Coffee drinkers claim they can't function properly unless they have their first cup of coffee in the morning. In the defense of fellow coffee lovers, there is some truth to it. Although it's a common assumption that too much caffeine can be bad for the body, studies suggest that drinking coffee helps you perform better, enhances cognitive function, and improves memory.
But what about avid tea drinkers? What benefits do they get after their morning brew?
Is Tea Good For You?
Drinking tea, whether it's a brand you picked up from the grocery, a delicate green tea blend from your recent Japan trip, or loose leaves you bought from an online shop, is thought to be good for the human body and mind.
Extensive research has shown that the combination of L-Theanine (a naturally-occurring amino acid found in tea) and caffeine improves memory and reaction time, while also increasing concentration and focus. It has even been proven that tea can on theta brainwaves, which most often occur in sleep, to increase our attention spans.
If you're an avid tea drinker, you might have also noticed tea's calming effect, with popular blends such as chamomile being renowned for their ability to make you feel relaxed. Studies actually back this up, stating that stress levels spike less among people who drink tea every day. They also tend to recover from stress faster.
What are the Health Benefits of Tea?
Tea seems to solve just about any problem. Feeling sluggish? Perk up with some matcha latte. Stressful workday? Curl up after you clock out with a warm mug. Feeling under the weather? Soothe your throat with some good old salabat (ginger tea with honey).
But aside from their calming effects, the medicinal benefits of tea, no matter the variety, have been known for thousands of years. Today, modern science backs those time-tested benefits with research-based reasons. Here are a few:
Tea is anti-inflammatory
Inflammation has been linked to everything from cognitive decline to diabetes. In fact, it has been suggested as the root cause of almost all chronic diseases.
Luckily, tea’s antioxidant polyphenols are powerful fighters against inflammation. In fact, green tea's EGCG is 100 times more potent than vitamin C's antioxidant power.
Tea is good for your mouth

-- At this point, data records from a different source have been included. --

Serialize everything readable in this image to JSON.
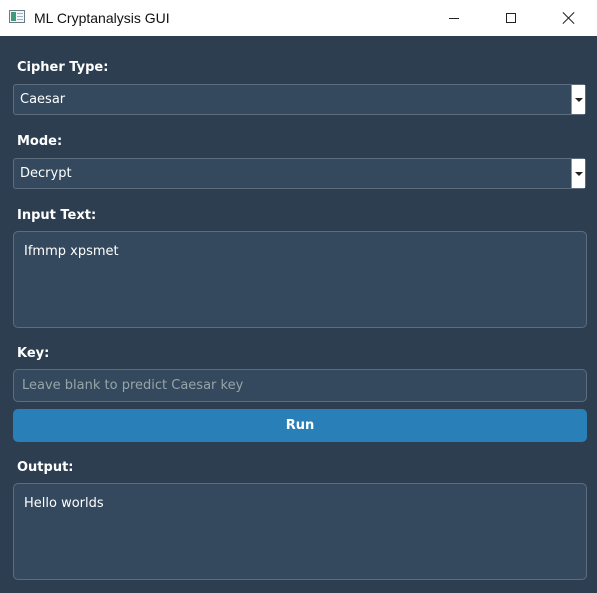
{
  "window": {
    "title": "ML Cryptanalysis GUI",
    "controls": [
      "minimize-icon",
      "maximize-icon",
      "close-icon"
    ]
  },
  "cipher": {
    "label": "Cipher Type:",
    "selected": "Caesar"
  },
  "mode": {
    "label": "Mode:",
    "selected": "Decrypt"
  },
  "input": {
    "label": "Input Text:",
    "value": "Ifmmp xpsmet"
  },
  "key": {
    "label": "Key:",
    "value": "",
    "placeholder": "Leave blank to predict Caesar key"
  },
  "run": {
    "label": "Run"
  },
  "output": {
    "label": "Output:",
    "value": "Hello worlds"
  },
  "colors": {
    "background": "#2c3e50",
    "field": "#34495e",
    "button": "#2980b9",
    "placeholder": "#95a5a6"
  }
}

Not all drinks are good for the mouth, especially juices and sugary sodas. But teas can actually help improve oral health. This is because tea contains fluoride, which can improve the populations of bacteria in the mouth.
Drinking tea helps reduce the risk of cavities, periodontal disease, and possibly even oral cancer. So if there's a day you accidentally forgot to floss, you can still feel assured about your oral health if you regularly drink tea.
Tea may help prevent cancer
The catechin EGCG in green tea is a potent antioxidant with major potential in fighting cancer. Lab studies have discovered that EGCG can reduce metastasis and improve the outcomes for cancers such as lung, breast, skin, colon, and others.
Tea is good for your gut
Gut health isn't just about probiotics and fiber. Research shows that the polyphenols in tea can beneficially modify the bacteria in the gut. This eventually leads to positive health benefits such as good weight loss, improved blood sugar levels, and reduced carbohydrate absorption.
Enjoy a Healthier Mind and Body with Tea
Tea is a popular hot drink across the world -- and it's not purely consumed for its taste alone. Although there's still plenty of research to be done to delve deeper into the health benefits of tea, it's no longer a debate that having a cup of warm tea in the morning will not only help you keep focused at work, but provide you with an abundance of health benefits too.
Now that you know the benefits of drinking tea regularly, you have all the more reason to stick the kettle on and brew yourself a delicious cup. For tea accessories to help you make the perfect cup of tea at home, don't forget to check out our selection on Curated.ph.